This on-again, off-again nature of clean tech research funding in the U.S. prevents innovators and engineers from gaining momentum through sustained funding, and it makes investors skittish about the unpredictability of government support.
The CEO of one clean tech company that I’m involved with — a company that was one of the largest recipients of DOE research stimulus funding, landing nearly $10MM in contracts — quipped “The DOE is driving this company out of business!”
No, he was not just being an ungrateful S.O.B. The company had received notices from the DOE that they were selected for awards. The CEO took the risk…assuming the money would come in on the usual timeframe…to start hiring the additional engineers necessary to execute the projects. This is exactly what the stimulus was intended for! Instead, the DOE, which was overwhelmed with administering double the number of projects, took nearly six months to get the funding in place. In the meantime, the company couldn’t bill for its work and bled cash in paying all the additional heads.
Just Leave it to the Free Market!
In Europe, the grass roots support of clean tech is strong, so governments are much more likely to mandate utility renewable portfolio standards and higher vehicle efficiency standards. On the other hand, Europe has triple the electricity and gasoline costs than in the U.S.
On the other side of the world, in China, the government issues 5-year plans and can mandate sweeping reforms in a matter of months. On the other hand, China suffers from lack of enforcement and grass roots initiative.
In the U.S., free-market conservatives say that anything the government can do, the market will do better. Want to bet? I’d wager they’ve never sat on a standards development committee, which is one way the free market decides on technologies, performance, and safety standards…these committees move painfully slow!

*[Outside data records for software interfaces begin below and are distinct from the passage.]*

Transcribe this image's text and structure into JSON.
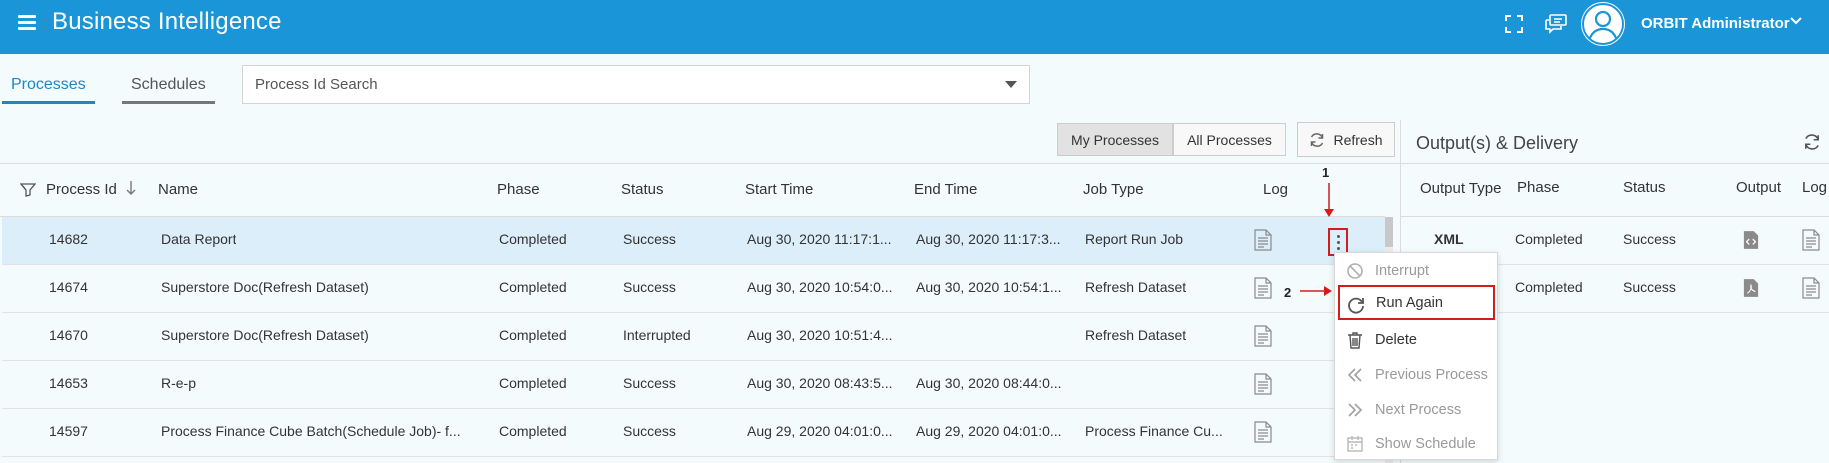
{
  "header": {
    "app_title": "Business Intelligence",
    "user_name": "ORBIT Administrator",
    "icons": [
      "menu-icon",
      "fullscreen-icon",
      "chat-icon",
      "avatar-icon",
      "chevron-down-icon"
    ]
  },
  "tabs": [
    {
      "label": "Processes",
      "active": true
    },
    {
      "label": "Schedules",
      "active": false
    }
  ],
  "search": {
    "placeholder": "Process Id Search",
    "value": ""
  },
  "toolbar": {
    "my_processes": "My Processes",
    "all_processes": "All Processes",
    "refresh": "Refresh",
    "selected_filter": "My Processes"
  },
  "table": {
    "columns": [
      "Process Id",
      "Name",
      "Phase",
      "Status",
      "Start Time",
      "End Time",
      "Job Type",
      "Log"
    ],
    "sort_column": "Process Id",
    "rows": [
      {
        "id": "14682",
        "name": "Data Report",
        "phase": "Completed",
        "status": "Success",
        "start": "Aug 30, 2020 11:17:1...",
        "end": "Aug 30, 2020 11:17:3...",
        "job": "Report Run Job",
        "selected": true
      },
      {
        "id": "14674",
        "name": "Superstore Doc(Refresh Dataset)",
        "phase": "Completed",
        "status": "Success",
        "start": "Aug 30, 2020 10:54:0...",
        "end": "Aug 30, 2020 10:54:1...",
        "job": "Refresh Dataset",
        "selected": false
      },
      {
        "id": "14670",
        "name": "Superstore Doc(Refresh Dataset)",
        "phase": "Completed",
        "status": "Interrupted",
        "start": "Aug 30, 2020 10:51:4...",
        "end": "",
        "job": "Refresh Dataset",
        "selected": false
      },
      {
        "id": "14653",
        "name": "R-e-p",
        "phase": "Completed",
        "status": "Success",
        "start": "Aug 30, 2020 08:43:5...",
        "end": "Aug 30, 2020 08:44:0...",
        "job": "",
        "selected": false
      },
      {
        "id": "14597",
        "name": "Process Finance Cube Batch(Schedule Job)- f...",
        "phase": "Completed",
        "status": "Success",
        "start": "Aug 29, 2020 04:01:0...",
        "end": "Aug 29, 2020 04:01:0...",
        "job": "Process Finance Cu...",
        "selected": false
      }
    ]
  },
  "output_panel": {
    "title": "Output(s) & Delivery",
    "columns": [
      "Output Type",
      "Phase",
      "Status",
      "Output",
      "Log"
    ],
    "rows": [
      {
        "type": "XML",
        "phase": "Completed",
        "status": "Success"
      },
      {
        "type": "",
        "phase": "Completed",
        "status": "Success"
      }
    ]
  },
  "context_menu": {
    "items": [
      {
        "label": "Interrupt",
        "enabled": false,
        "icon": "ban-icon"
      },
      {
        "label": "Run Again",
        "enabled": true,
        "icon": "rerun-icon",
        "highlighted": true
      },
      {
        "label": "Delete",
        "enabled": true,
        "icon": "trash-icon"
      },
      {
        "label": "Previous Process",
        "enabled": false,
        "icon": "chevrons-left-icon"
      },
      {
        "label": "Next Process",
        "enabled": false,
        "icon": "chevrons-right-icon"
      },
      {
        "label": "Show Schedule",
        "enabled": false,
        "icon": "calendar-icon"
      }
    ]
  },
  "annotations": {
    "step1": "1",
    "step2": "2"
  },
  "colors": {
    "topbar": "#1a96d8",
    "accent": "#1a88c8",
    "highlight": "#d31d1d",
    "selected_row": "#dbeef9"
  }
}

Can you imagine building our national highway system based on free market incentives? A commercial company trying to do that would go bankrupt just from fighting all the lawsuits from affected neighborhoods.
Can you imagine building the space shuttle and space station programs using the free market? Several companies are currently trying to build tourist spacecraft (30 years after the first space shuttle was built), and they’ll only have a fraction of the altitude and payload of the shuttle.
We Can be China for a Day…and Better than China Thereafter
There definitely is a role for government in providing leadership for big, important projects. The space program, the national highway system, the military, safety enforcement for drugs and food are among them…and so is clean tech. The government doesn’t necessarily need to bankroll clean tech the way that it paid for the entire highway system, because financing that’s the role of the free market.
What the government does need to do is:
- Provide bold, clear targets to give the industry’s technologists direction, and
- Its support needs to be unwavering, to give investors the peace of mind that the rules won’t dramatically change after the next election cycle.
Voters need to demand that of their representatives at the polls and through advocacy, because if the government provides the marching orders, my colleagues and I in the clean tech industry will do the rest!
— August 20, 2011 UPDATE —
RenewableBizDaily recently posted this interesting, short article describing how China is out-pacing the United States in most aspects of renewable energy development. Much of this is simply due to the country’s explosive economic growth, which driven by the move of millions of people into cities and at a higher standard of living. However, the country’s support of clean technologies — as opposed to more traditional coal, oil, and gas energy sources — is driven by the Chinese government’s ability to make decisions more quickly, decisively, and definitively than those in the West. It’s a short article, so take a look, here.